**Task**
How many of the lines in the data contain "Application"? Give only the number.

(Supplied material begins)

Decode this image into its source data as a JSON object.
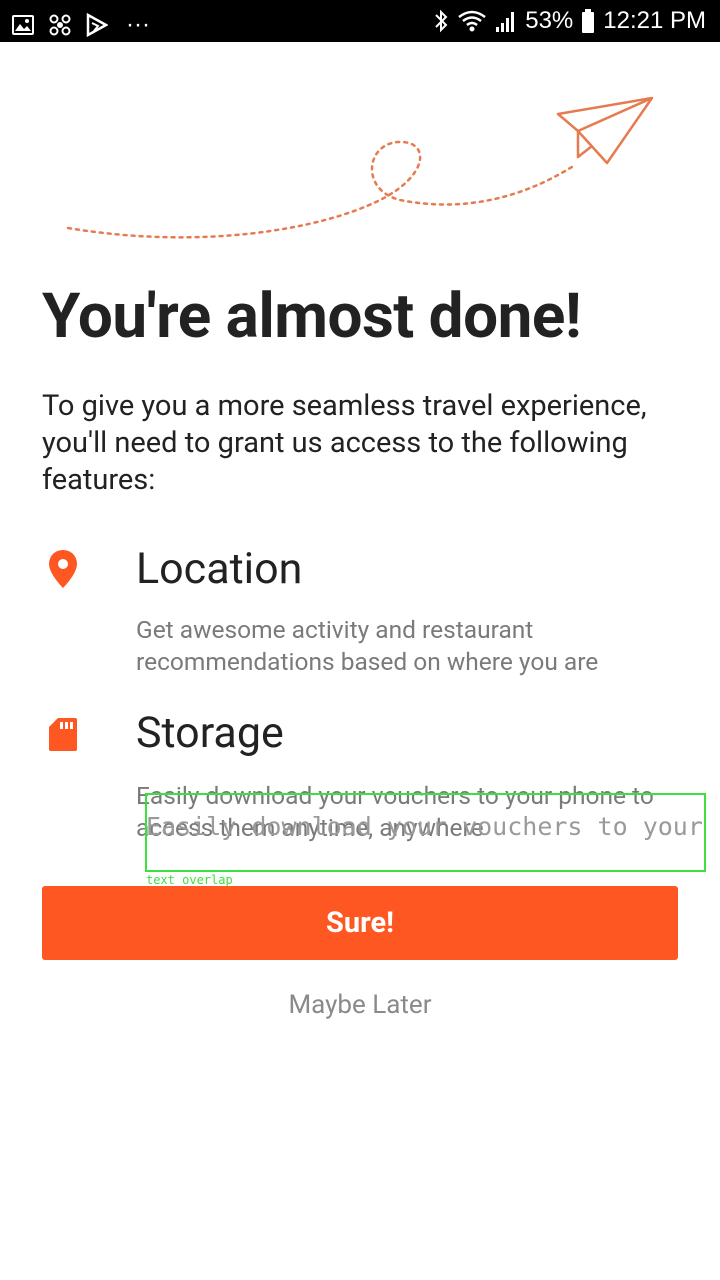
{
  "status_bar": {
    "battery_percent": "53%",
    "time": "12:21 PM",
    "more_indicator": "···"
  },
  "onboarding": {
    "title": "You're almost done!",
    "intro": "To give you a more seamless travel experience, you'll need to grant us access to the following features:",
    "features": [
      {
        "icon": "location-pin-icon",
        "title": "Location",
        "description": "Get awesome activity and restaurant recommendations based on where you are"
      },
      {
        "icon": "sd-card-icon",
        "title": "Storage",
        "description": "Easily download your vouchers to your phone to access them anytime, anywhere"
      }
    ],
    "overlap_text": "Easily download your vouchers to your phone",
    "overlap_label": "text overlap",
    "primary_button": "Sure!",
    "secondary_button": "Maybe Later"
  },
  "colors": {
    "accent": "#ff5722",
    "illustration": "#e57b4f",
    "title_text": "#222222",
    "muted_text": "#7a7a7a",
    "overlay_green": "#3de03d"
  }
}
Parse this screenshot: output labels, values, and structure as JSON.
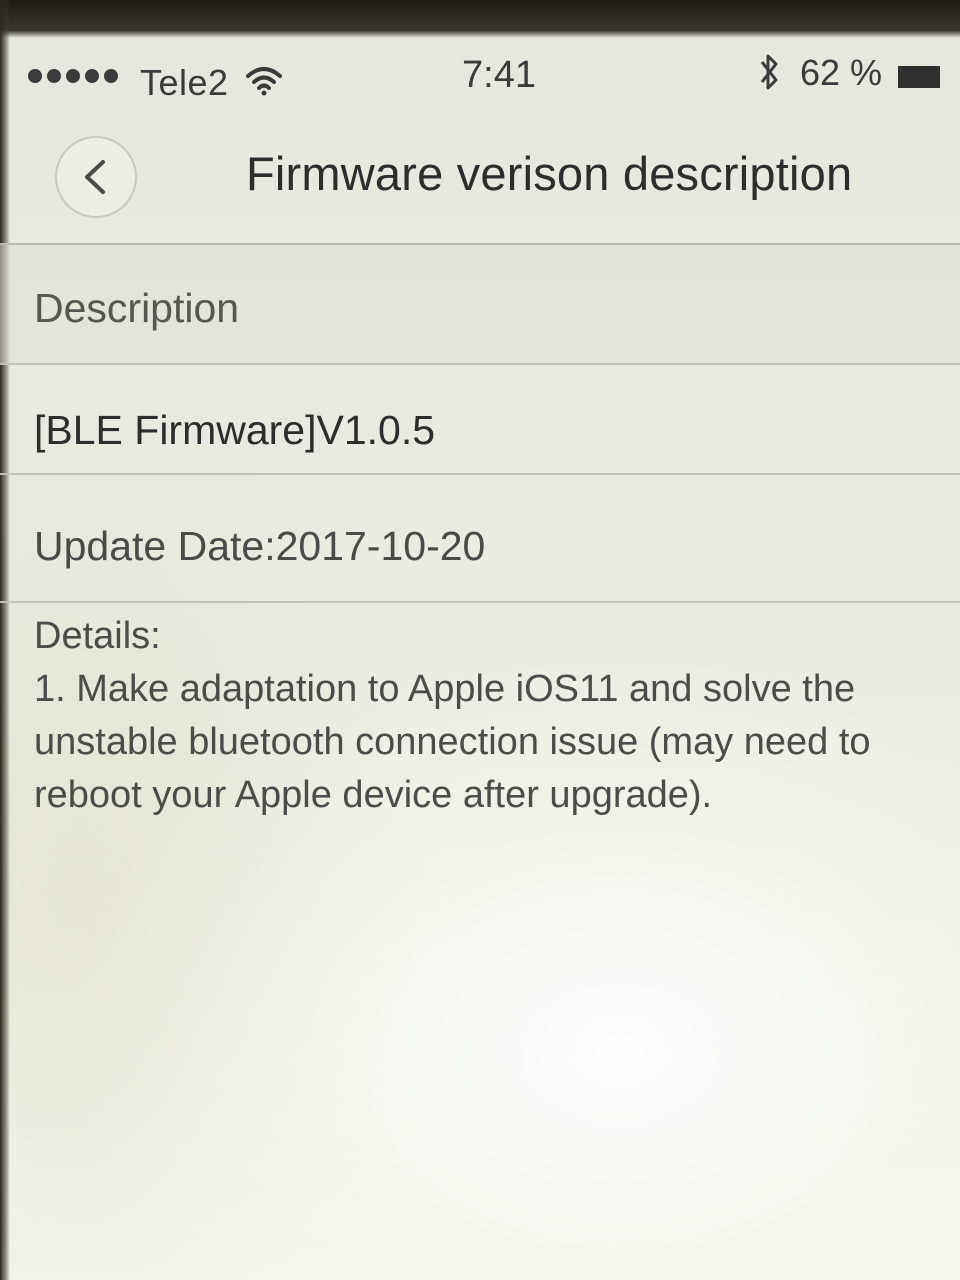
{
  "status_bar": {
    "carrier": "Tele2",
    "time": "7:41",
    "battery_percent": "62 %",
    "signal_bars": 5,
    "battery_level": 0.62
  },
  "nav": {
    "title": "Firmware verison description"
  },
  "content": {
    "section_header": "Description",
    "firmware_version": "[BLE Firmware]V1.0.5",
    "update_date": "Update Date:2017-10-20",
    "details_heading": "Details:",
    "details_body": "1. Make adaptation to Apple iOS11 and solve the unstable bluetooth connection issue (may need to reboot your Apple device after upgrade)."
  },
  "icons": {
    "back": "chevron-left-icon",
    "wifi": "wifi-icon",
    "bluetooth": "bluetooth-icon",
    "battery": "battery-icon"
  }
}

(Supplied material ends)
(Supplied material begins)

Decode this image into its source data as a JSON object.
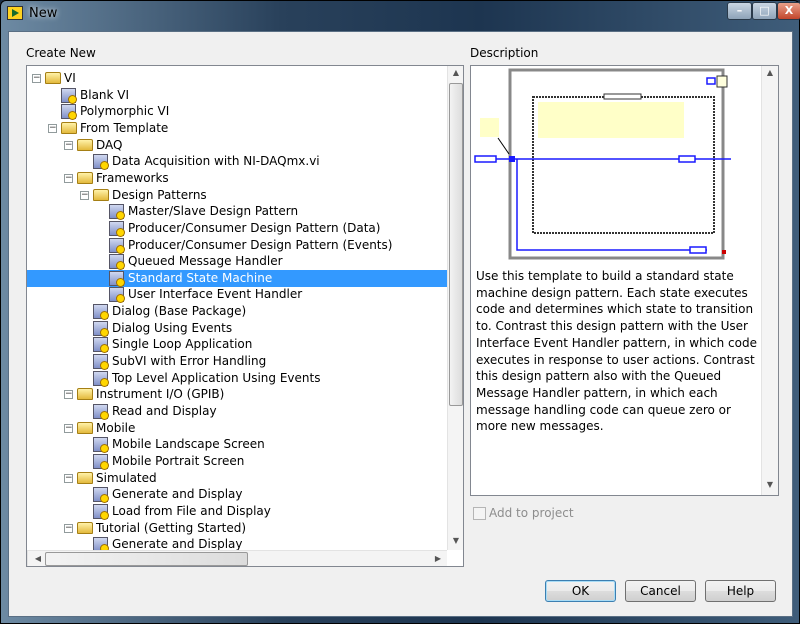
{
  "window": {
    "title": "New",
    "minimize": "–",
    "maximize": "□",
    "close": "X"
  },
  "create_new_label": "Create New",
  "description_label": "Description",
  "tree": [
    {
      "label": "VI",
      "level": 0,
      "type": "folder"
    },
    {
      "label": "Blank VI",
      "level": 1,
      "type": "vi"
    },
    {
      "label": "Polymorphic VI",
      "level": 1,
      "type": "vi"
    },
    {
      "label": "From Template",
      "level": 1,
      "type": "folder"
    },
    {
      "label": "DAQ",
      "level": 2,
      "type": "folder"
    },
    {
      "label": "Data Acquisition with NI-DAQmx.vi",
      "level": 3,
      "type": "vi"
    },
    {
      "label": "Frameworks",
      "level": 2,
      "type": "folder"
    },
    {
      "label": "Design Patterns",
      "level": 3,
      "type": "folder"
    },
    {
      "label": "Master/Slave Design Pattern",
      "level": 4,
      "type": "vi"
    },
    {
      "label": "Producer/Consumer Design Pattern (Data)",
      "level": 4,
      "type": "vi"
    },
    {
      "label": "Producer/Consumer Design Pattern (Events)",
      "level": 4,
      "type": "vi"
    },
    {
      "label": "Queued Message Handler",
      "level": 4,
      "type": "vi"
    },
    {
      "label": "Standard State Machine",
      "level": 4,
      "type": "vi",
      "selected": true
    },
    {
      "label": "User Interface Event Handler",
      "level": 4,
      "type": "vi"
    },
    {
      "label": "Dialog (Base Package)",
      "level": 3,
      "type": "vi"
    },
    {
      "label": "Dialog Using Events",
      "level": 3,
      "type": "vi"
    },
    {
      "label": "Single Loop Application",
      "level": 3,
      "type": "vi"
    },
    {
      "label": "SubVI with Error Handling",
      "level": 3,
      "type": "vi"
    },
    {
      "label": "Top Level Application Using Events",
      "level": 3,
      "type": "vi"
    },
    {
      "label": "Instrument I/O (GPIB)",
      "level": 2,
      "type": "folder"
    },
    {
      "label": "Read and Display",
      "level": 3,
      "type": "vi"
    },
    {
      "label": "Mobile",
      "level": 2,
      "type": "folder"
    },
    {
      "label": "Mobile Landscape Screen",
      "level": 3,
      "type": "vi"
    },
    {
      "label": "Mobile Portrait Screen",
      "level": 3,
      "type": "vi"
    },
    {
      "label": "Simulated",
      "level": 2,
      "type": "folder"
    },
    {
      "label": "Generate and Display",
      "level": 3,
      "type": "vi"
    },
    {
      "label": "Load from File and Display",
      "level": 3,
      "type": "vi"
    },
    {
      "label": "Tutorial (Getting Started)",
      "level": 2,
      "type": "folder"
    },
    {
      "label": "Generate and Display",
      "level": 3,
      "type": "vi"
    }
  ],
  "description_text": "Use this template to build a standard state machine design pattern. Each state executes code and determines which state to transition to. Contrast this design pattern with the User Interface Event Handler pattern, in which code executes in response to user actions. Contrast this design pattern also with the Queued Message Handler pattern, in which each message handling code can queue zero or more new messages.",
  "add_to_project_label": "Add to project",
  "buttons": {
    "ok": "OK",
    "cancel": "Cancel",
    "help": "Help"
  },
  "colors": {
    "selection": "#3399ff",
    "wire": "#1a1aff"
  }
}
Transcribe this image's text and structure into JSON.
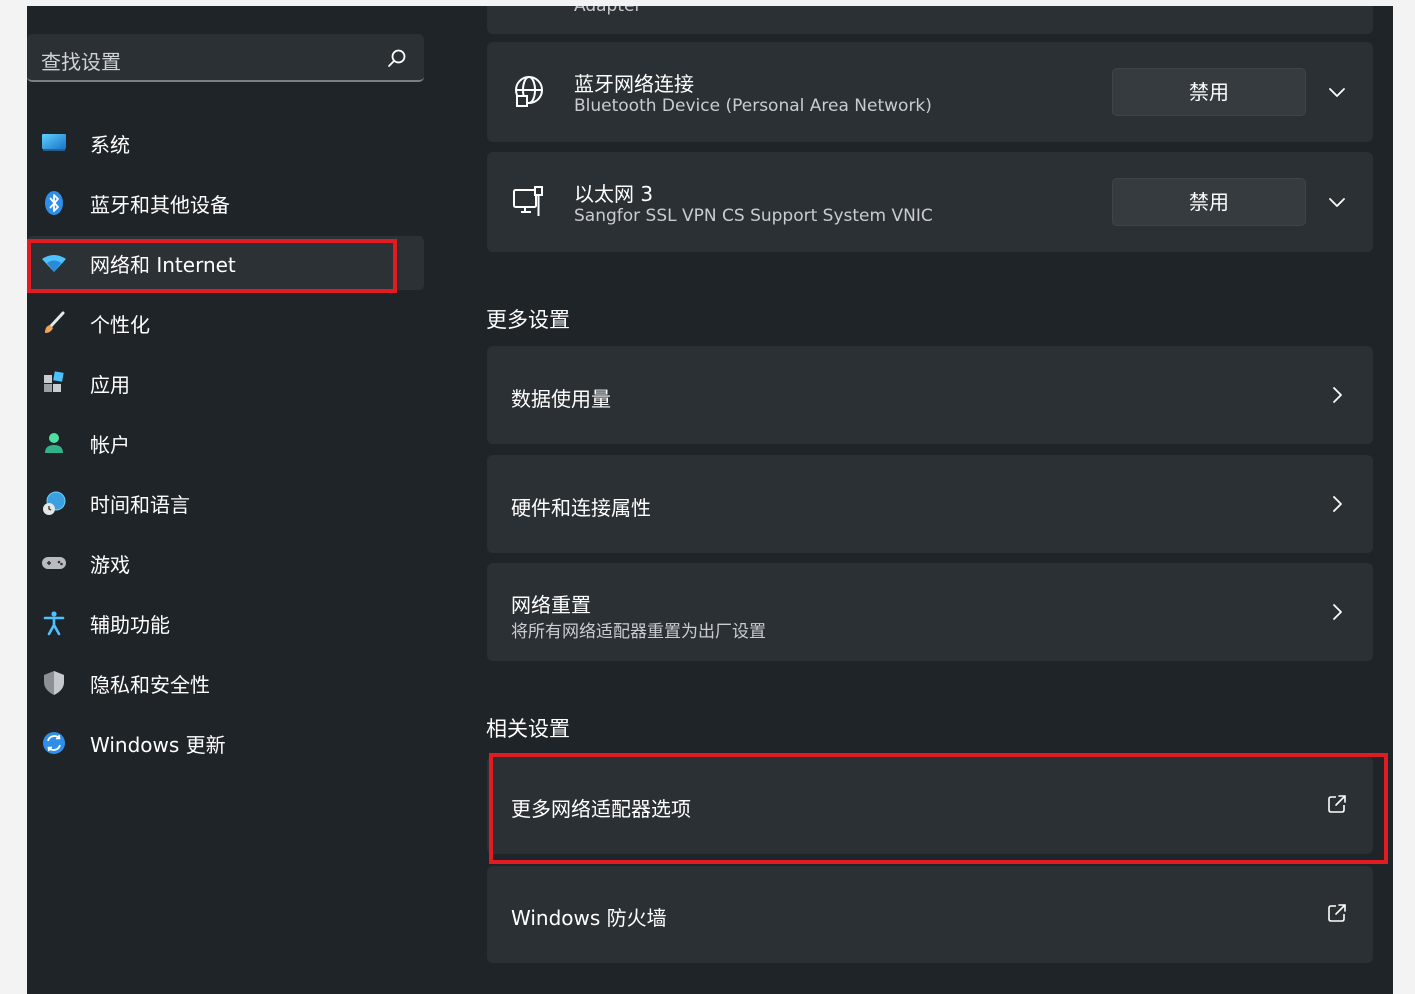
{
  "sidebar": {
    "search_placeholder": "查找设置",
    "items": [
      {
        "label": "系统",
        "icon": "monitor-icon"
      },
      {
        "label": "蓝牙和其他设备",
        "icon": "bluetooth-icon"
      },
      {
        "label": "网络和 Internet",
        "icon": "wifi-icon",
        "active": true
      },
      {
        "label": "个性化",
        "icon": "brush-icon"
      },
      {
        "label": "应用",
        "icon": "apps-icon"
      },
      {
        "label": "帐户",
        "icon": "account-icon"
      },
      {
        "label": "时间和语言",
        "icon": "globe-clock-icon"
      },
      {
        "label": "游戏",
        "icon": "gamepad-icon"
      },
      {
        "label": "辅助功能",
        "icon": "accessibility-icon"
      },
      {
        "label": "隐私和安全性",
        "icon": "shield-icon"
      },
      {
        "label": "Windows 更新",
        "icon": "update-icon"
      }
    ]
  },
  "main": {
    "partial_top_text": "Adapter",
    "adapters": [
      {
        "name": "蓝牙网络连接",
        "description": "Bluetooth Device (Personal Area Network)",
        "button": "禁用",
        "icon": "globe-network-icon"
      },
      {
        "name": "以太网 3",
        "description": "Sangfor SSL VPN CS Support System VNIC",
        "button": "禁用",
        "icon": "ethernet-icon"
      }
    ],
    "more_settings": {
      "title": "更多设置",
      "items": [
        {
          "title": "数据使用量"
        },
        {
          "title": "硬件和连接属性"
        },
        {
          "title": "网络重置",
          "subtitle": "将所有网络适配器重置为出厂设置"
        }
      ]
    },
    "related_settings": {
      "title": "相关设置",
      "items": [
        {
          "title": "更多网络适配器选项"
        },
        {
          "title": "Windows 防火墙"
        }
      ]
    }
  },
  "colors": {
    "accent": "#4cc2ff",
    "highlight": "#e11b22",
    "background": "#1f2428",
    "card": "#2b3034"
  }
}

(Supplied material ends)
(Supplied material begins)

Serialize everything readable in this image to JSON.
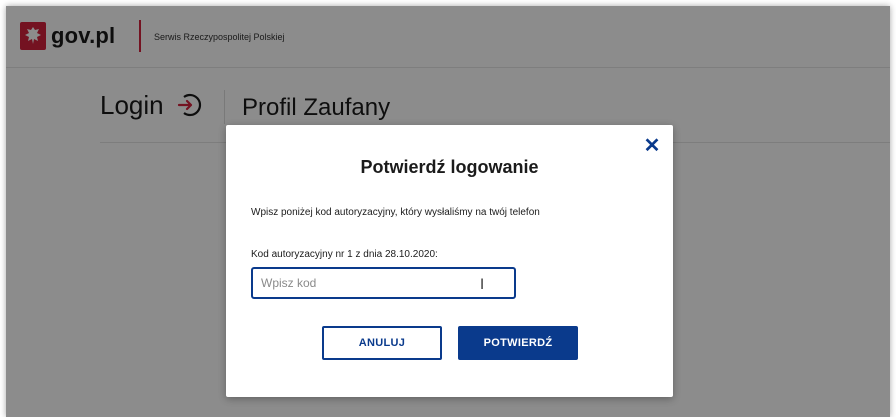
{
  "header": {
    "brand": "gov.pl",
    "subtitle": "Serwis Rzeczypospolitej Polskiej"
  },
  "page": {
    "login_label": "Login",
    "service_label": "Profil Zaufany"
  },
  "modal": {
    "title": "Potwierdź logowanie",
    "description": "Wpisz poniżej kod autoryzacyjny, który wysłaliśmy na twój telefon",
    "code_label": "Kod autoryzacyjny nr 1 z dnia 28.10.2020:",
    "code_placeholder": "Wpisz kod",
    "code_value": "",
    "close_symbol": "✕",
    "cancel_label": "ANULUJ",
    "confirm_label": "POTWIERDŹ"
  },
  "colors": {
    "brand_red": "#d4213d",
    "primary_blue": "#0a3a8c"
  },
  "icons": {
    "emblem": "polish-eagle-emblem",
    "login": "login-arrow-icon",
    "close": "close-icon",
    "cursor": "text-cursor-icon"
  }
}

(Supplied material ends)

**Answer section**
2